That makes sense when the entire arrangement is about showing people the ad. But what happens when VR enters the picture, and customers are interacting with it? How do you measure that? If you virtually sit and listen to Mr. McConaughey tell you about the amazing amenities of Cathay Pacific Business Class, that’s a much more comprehensive engagement than simply seeing an ad, even if you’re doing it for a virtual clip of ammo. Nobody’s ever done or measured anything like this? Do you charge the client for the amount of time they listen to the pitch? How do you verify it?
And how do you standardize all this? Do you develop some kind of standardized interaction framework for all VR environments? You know, do you sit and listen to a virtual character? Do you choose an option from a menu?
There’s also the question of liability. If a publisher runs an ad with a claim that’s false, the legal liability is almost always on the advertiser. It’s not considered the publisher’s responsibility to screen the ads it runs (and which generates much of its revenue) for accuracy. Conde Nast magazines (or Google) are not considered to be mini FTCs. Advertising and editorial are considered to be separate.
But what happens when the advertising content is integrated into the editorial itself? In other words, when Flo VR’s fully immersive, engaging ads are not grafted onto a game environment, or a distraction from it, but part of it? What does that do to the liability? If you are in the middle of an Avengers VR game, and you’re lying behind a berm with Scarlett Johansson as the Black Widow, blasting away at bad guys, and she suddenly starts talking to you about the disability insurance she needs, between rounds, whose liable when she turns out to be virtually defrauding you? When the insurance company goes bankrupt, or she virtually forgets to mention that it comes with a six-figure deductible?The game publisher? Marvel?

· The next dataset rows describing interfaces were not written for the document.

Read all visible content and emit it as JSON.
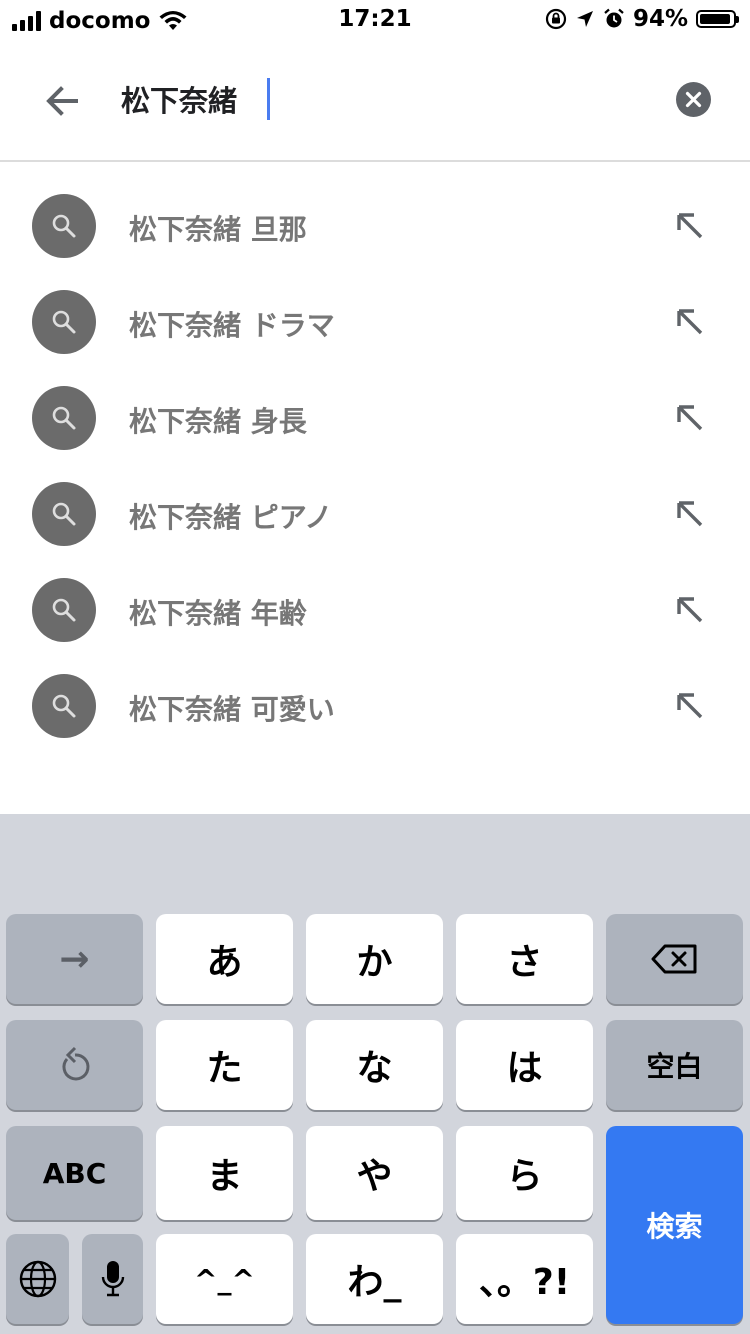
{
  "status_bar": {
    "carrier": "docomo",
    "time": "17:21",
    "battery_percent": "94%",
    "battery_level": 0.94
  },
  "search": {
    "query": "松下奈緒"
  },
  "suggestions": [
    {
      "text": "松下奈緒 旦那"
    },
    {
      "text": "松下奈緒 ドラマ"
    },
    {
      "text": "松下奈緒 身長"
    },
    {
      "text": "松下奈緒 ピアノ"
    },
    {
      "text": "松下奈緒 年齢"
    },
    {
      "text": "松下奈緒 可愛い"
    }
  ],
  "keyboard": {
    "arrow_label": "→",
    "row1": [
      "あ",
      "か",
      "さ"
    ],
    "row2": [
      "た",
      "な",
      "は"
    ],
    "row3": [
      "ま",
      "や",
      "ら"
    ],
    "row4": [
      "^_^",
      "わ_",
      "、。?!"
    ],
    "space_label": "空白",
    "abc_label": "ABC",
    "search_label": "検索"
  },
  "colors": {
    "accent": "#3479f2",
    "caret": "#4a7cf0",
    "keyboard_bg": "#d2d5dc",
    "icon_circle": "#6b6b6b"
  }
}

Johansson herself? After all, as far as you can tell, she’s talking to you personally, if virtually.
In short, virtual reality is a textbook example of technology outstripping laws that were written, and intended, for a different era and a different set of capabilities. In the case of VR, it has happened very, very fast. When railroads, for instance, were expanding in the US, and the law was being developed to keep up with it, the process took decades. There was plenty of time. In this case, however, VR technology has exploded, as has the funding behind the companies creating it.
Which means that what we’re dealing with here, and this embryonic stage, is a legal landscape where strategy includes both what’s happening today, and what might happen tomorrow. In this way, VR law isn’t unlike strategic patent law. Good legal thinking should never happen in a vacuum anyway, but for the forseeable future, VR lawyering will need to include a healthy dose of strategic thinking, along with legal thinking. Seeing around corners seems to be part of the job.